something more universal, more despairing, in mind. He points out the
song's culmination, a lyrical kick in the face: "Though all the maps of
blood and flesh / Are posted on the door, / There's no one who has told us
yet / What Boogie Street is for."
"Boogie Street is the place where we always live," he says, settling
into an easy chair. "It's Boogie Street at the monastery, too. It's
As Buddhism's holiest cliche would put it: Life is suffering. Cohen sees
little more: "The evidence accumulates that ours is not an entirely
happy undertaking. The amount of suffering that one sees and hears about
is shattering. But the only comfort in the matter is Thy Will Be Done.
To whatever degree you want to establish that as a principle in your
life: The notion that it's unfolding according to a mechanism that you
can't possibly penetrate. Acceptance. Or surrender."
A bleak conclusion, especially from a man who says he has left
depression behind. Surely there must be a glint of hope, as he suggested
in his oft-quoted 1993 song Anthem: "Ring the bells that still can
ring. / Forget your perfect offering. / There is a crack in everything. /
That's how the light gets in."
He offers a wry smile, and a shrug of admission.
"Of course there are moments -- I suppose when you embrace your
children, or kiss your beloved, or plunge into a pool of cold water --
when you forget who you are, when you forget yourself, and that's a very
refreshing occasion, and it's paradise, there's no you. But you
resurrect immediately, into Boogie Street. If you're lucky, you
resurrect with the residue of the experience of paradise. But, as Roshi
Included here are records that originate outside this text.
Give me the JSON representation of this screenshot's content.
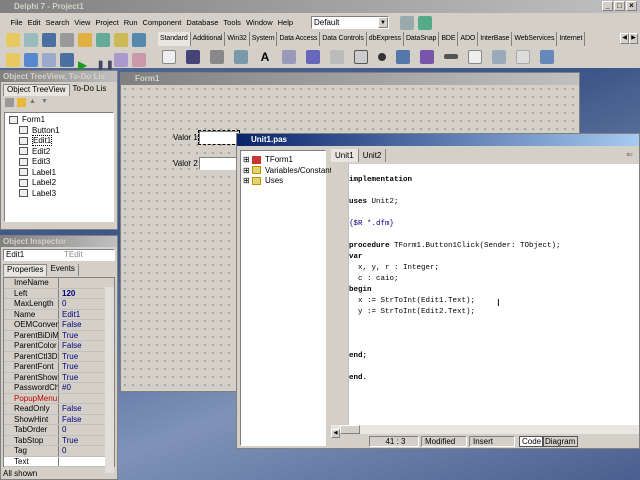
{
  "app": {
    "title": "Delphi 7 - Project1",
    "window_controls": [
      "_",
      "□",
      "×"
    ]
  },
  "menu": [
    "File",
    "Edit",
    "Search",
    "View",
    "Project",
    "Run",
    "Component",
    "Database",
    "Tools",
    "Window",
    "Help"
  ],
  "desktop_combo": {
    "value": "Default"
  },
  "palette": {
    "tabs": [
      "Standard",
      "Additional",
      "Win32",
      "System",
      "Data Access",
      "Data Controls",
      "dbExpress",
      "DataSnap",
      "BDE",
      "ADO",
      "InterBase",
      "WebServices",
      "Internet"
    ],
    "active": "Standard"
  },
  "treeview": {
    "title": "Object TreeView, To-Do Lis",
    "tabs": [
      "Object TreeView",
      "To-Do Lis"
    ],
    "items": [
      "Form1",
      "Button1",
      "Edit1",
      "Edit2",
      "Edit3",
      "Label1",
      "Label2",
      "Label3"
    ],
    "selected": "Edit1"
  },
  "inspector": {
    "title": "Object Inspector",
    "object": "Edit1",
    "object_type": "TEdit",
    "tabs": [
      "Properties",
      "Events"
    ],
    "props": [
      {
        "k": "ImeName",
        "v": ""
      },
      {
        "k": "Left",
        "v": "120",
        "bold": true
      },
      {
        "k": "MaxLength",
        "v": "0"
      },
      {
        "k": "Name",
        "v": "Edit1"
      },
      {
        "k": "OEMConvert",
        "v": "False"
      },
      {
        "k": "ParentBiDiMod",
        "v": "True"
      },
      {
        "k": "ParentColor",
        "v": "False"
      },
      {
        "k": "ParentCtl3D",
        "v": "True"
      },
      {
        "k": "ParentFont",
        "v": "True"
      },
      {
        "k": "ParentShowHir",
        "v": "True"
      },
      {
        "k": "PasswordChar",
        "v": "#0"
      },
      {
        "k": "PopupMenu",
        "v": "",
        "red": true
      },
      {
        "k": "ReadOnly",
        "v": "False"
      },
      {
        "k": "ShowHint",
        "v": "False"
      },
      {
        "k": "TabOrder",
        "v": "0"
      },
      {
        "k": "TabStop",
        "v": "True"
      },
      {
        "k": "Tag",
        "v": "0"
      },
      {
        "k": "Text",
        "v": ""
      }
    ],
    "status": "All shown"
  },
  "form": {
    "title": "Form1",
    "label1": "Valor 1",
    "label2": "Valor 2"
  },
  "editor": {
    "title": "Unit1.pas",
    "tabs": [
      "Unit1",
      "Unit2"
    ],
    "active_tab": "Unit1",
    "explorer": [
      "TForm1",
      "Variables/Constants",
      "Uses"
    ],
    "code": [
      {
        "t": "implementation",
        "c": "kw"
      },
      {
        "t": "",
        "c": ""
      },
      {
        "t": "uses Unit2;",
        "c": "uses"
      },
      {
        "t": "",
        "c": ""
      },
      {
        "t": "{$R *.dfm}",
        "c": "cm"
      },
      {
        "t": "",
        "c": ""
      },
      {
        "t": "procedure TForm1.Button1Click(Sender: TObject);",
        "c": "proc"
      },
      {
        "t": "var",
        "c": "kw"
      },
      {
        "t": "  x, y, r : Integer;",
        "c": ""
      },
      {
        "t": "  c : caio;",
        "c": ""
      },
      {
        "t": "begin",
        "c": "kw"
      },
      {
        "t": "  x := StrToInt(Edit1.Text);",
        "c": ""
      },
      {
        "t": "  y := StrToInt(Edit2.Text);",
        "c": ""
      },
      {
        "t": "",
        "c": ""
      },
      {
        "t": "",
        "c": ""
      },
      {
        "t": "",
        "c": ""
      },
      {
        "t": "end;",
        "c": "kw"
      },
      {
        "t": "",
        "c": ""
      },
      {
        "t": "end.",
        "c": "kw"
      }
    ],
    "status": {
      "position": "41 : 3",
      "modified": "Modified",
      "mode": "Insert"
    },
    "bottom_tabs": [
      "Code",
      "Diagram"
    ]
  }
}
says, you can't live in paradise -- no restaurants or toilets."
It seems that Leonard Cohen has finally managed to forget himself, even
as he prepares to place himself upon the public stage once again, after
his longest retreat. Self-erasure is a difficult way to find peace, and
an even tougher way to make art, but somehow he has managed to
"It's been a very graceful moment," he says, as he bids his guests
farewell and turns back to the plain white room. "These things are
always temporary, but I'm happy to be in it."